Still, Cook’s explanations of the oddly absent biblical text are quite good and at points even brilliant (and always honest and competent). Take his comment, in part, in connection to 2:1-3:11 –
Deuteronomy’s insistence on conquering defilement, even in the Transjordan, speaks against the scholarly misunderstanding that the book’s program of centralizing worship (see Deut 12) aimed to desacralize the land of Israel. Influential scholars such as Moshe Weinfeld and Baruch Halpern have encouraged a view that Josiah’s officers and priests worked to restrict the realm of the sacred to Zion. Hoping to unify the people and concentrate their loyalties on Jerusalem, they sought to secularize existence outside the capital and shift all life’s sacral bases to the central sanctuary.
Cook continues- making his point pointedly
It is difficult to see how the passage at hand could fit with any theory that Deuteronomy “desacralizes” Israel. The text’s language of holy destruction (Hebrew kharam; Deut 2:34; 3:6) is recycled language, picked up from ancient religious usage (e.g., cf. the Moabite Stone) and redeployed to drive home points about the radical apartness of all Israel (see the interpretation of Deut 7 later). Even in the Transjordan, far from Jerusalem, Israel must occupy a holy ground, claimed in toto by the divine warrior. The land as a whole is to be a place apart, rigorously cleared of all sources of temptation.

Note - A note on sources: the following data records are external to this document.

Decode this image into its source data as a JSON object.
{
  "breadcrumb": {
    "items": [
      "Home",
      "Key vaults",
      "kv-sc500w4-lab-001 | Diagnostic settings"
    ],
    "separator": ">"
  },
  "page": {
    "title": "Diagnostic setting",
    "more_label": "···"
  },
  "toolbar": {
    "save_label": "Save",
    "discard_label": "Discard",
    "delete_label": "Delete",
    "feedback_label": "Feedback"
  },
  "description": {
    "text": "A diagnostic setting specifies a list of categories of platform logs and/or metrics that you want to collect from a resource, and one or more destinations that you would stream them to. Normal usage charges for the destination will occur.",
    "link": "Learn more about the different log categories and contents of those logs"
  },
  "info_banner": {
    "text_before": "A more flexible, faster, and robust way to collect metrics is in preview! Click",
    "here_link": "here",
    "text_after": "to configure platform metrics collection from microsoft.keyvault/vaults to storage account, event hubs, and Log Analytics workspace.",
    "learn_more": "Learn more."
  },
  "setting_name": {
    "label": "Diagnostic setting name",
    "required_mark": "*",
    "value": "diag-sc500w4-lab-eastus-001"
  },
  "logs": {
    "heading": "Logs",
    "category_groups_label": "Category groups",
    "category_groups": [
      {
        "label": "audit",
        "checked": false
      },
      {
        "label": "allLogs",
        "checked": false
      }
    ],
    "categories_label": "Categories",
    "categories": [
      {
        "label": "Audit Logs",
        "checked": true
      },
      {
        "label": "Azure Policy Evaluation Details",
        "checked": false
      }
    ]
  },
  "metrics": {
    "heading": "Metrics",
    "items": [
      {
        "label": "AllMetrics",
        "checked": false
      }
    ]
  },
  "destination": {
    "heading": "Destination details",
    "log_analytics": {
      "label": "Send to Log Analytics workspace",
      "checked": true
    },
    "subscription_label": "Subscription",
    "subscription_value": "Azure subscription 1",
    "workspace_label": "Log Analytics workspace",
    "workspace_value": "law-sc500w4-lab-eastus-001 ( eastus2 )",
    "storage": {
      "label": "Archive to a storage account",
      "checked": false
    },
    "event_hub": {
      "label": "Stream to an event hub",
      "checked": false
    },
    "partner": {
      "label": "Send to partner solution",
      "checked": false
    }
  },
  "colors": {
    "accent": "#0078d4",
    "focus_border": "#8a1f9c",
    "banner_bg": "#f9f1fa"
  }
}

Cook is an insightful commentator and that insight manifests itself throughout. I would recommend this volume to every student of the Hebrew Bible. And I would recommend that the publisher reconsider the exclusion of the biblical text from the volumes in the series. That absence is like having a conference on the book of Deuteronomy where no one ever discusses the text of Deuteronomy.
Back in November I reviewed the World of the Bible’s Judas. The publisher has asked me to assemble a team of scholars to produce a volume on Jeremiah- which I have done.
While we await the contract I thought it would be worth mentioning, so you could watch for it in the coming months.
Naturally I’ll post details as the project moves forward. For now, I simply bring it to your attention before Brian Williams says he’s involved…